New Jersey Governor Phil Murphy has issued Thanksgiving diktats, which include Gavin Newsom-esque “no singing” requirements and encouraging people to “keep the music levels down” so people don’t shout at the holiday table.
N.J. Gov. Phil Murphy ordered indoor gatherings limited to 10 people and outdoor gatherings to 150 people in response to rising COVID-19 cases.
The move comes as Thanksgiving Day looms.https://t.co/tEYRiiRsse
— New York Daily News (@NYDailyNews) November 16, 2020
Murphy has asked people not to travel in or around New Jersey. He’s suggested guests coming to Thanksgiving should quarantine for 14 days before coming for dinner. NBC New York also reports that Murphy wants people to stop hugging and much more:
- Limit the number of attendees to allow people from different households to remain at least six feet apart;
- Plan ahead and ask guests to avoid contact with people outside of their households for 14 days before the gathering.
- Guests should avoid direct contact, including handshakes and hugs with others outside their household;
- The best option is to host outdoors rather than indoors as much as possible;
- Wear masks. Even outdoors requires guests to wear masks when not eating or drinking;
- If you do host indoors, increase your ventilation by opening windows and doors or placing central air and heating on continuous circulation;
- If you are hosting provide attendees with supplies to help everyone stay healthy. These include extra masks, perhaps, and hand sanitizer and tissues, and stocking bathrooms with enough hand soap and single use towels;
- Remind attendees to wash their hands often with soap and water for at least 20 seconds and use hand sanitizer that contains at least 60% alcohol;
- Limit contact with commonly touched surfaces or shared items, such as serving utensils.

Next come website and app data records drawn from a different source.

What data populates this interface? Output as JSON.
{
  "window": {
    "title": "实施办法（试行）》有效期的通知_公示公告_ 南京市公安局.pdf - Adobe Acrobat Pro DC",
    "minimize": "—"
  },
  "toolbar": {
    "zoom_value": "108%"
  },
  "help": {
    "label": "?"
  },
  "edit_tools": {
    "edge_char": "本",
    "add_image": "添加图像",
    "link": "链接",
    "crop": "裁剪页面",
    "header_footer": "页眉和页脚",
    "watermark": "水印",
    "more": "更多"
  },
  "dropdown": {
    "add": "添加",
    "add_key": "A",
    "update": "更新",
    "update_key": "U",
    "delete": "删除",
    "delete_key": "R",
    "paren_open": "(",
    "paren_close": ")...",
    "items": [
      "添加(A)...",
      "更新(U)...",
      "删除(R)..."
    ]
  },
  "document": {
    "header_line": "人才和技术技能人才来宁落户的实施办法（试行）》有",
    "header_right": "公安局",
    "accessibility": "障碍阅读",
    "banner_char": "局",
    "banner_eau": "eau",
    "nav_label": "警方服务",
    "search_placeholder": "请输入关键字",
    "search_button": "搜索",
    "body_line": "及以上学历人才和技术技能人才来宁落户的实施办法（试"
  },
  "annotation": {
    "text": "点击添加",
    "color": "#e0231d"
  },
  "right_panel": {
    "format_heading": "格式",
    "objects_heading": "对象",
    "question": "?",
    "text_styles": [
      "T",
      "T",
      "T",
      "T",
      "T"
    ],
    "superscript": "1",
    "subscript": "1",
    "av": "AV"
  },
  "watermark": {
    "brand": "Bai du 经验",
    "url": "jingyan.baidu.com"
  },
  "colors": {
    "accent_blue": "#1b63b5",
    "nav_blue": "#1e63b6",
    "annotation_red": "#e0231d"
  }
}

Use single-use options or identify one person to share shareable items, like salad dressing or food containers, plates, utensils and condiments;
- Encourage guests to avoid singing or shouting – especially indoors;
And keep the music down.
The governor urges people to not “go outside [your] bubble” not only for Thanksgiving but for the foreseeable future.
New Jersey Gov. Phil Murphy urges people to “stay with their immediate family and don’t go outside [their] bubble” this Thanksgiving.
— New Day (@NewDay) November 19, 2020
Murphy and his wife Tammy have lectured and hectored Garden State residents about wearing masks, keeping socially distant, and avoiding large gatherings.
— Tammy Murphy (@FirstLadyNJ) November 20, 2020
There’s no extra charge for mockery.
The mask goes over your nose.
— Governor Phil Murphy (@GovMurphy) November 20, 2020
So when a woman saw Governor Phil Murphy and all six of his family members sitting at a restaurant over the weekend, a New Jersey woman gave him a profanity-filled dressing down. It’s unclear where this was taken. Murphy’s wife took her own video, so if she posts it we may get a better idea.
Gov. Murphy getting his ass handed to him. Foul language. I think this just happened. Spread far @SaveJersey @Oldglorycries @GeorgWebb @OglesbyAPP @appopinion @JamesOKeefeIII @JackPosobiec @Cernovich @mtracey pic.twitter.com/0VxGrpp29y
— Bill Taylor (@btaylor_71) November 23, 2020
One woman said to Murphy, “Hey, how ya doin’?” Another chimed in, “Oh, my God, Murphy, you’re such a d**k.” And it was on.
They asked him where his mask was and by the end of the short video, Murphy put one on. Eventually, Murphy’s kids got into it with the women, calling them drunk and asking them to put on their masks. It’s a mess.
The video shows Murphy was busting out of his own “bubble,” but he was with his family and there’s no requirement to wear a mask if you are eating. So he wasn’t doing a full-Newson by breaking all of his own rules at The French Laundry.
The rude behavior wasn’t as bad as BLM stealing food, drink, and terrorizing people eating at their tables in Washington, DC, but the New Jersey confrontation was still bad manners.
Maybe they can all go to church and pray about it. If there aren’t more than 25% of the people in the pews, I mean.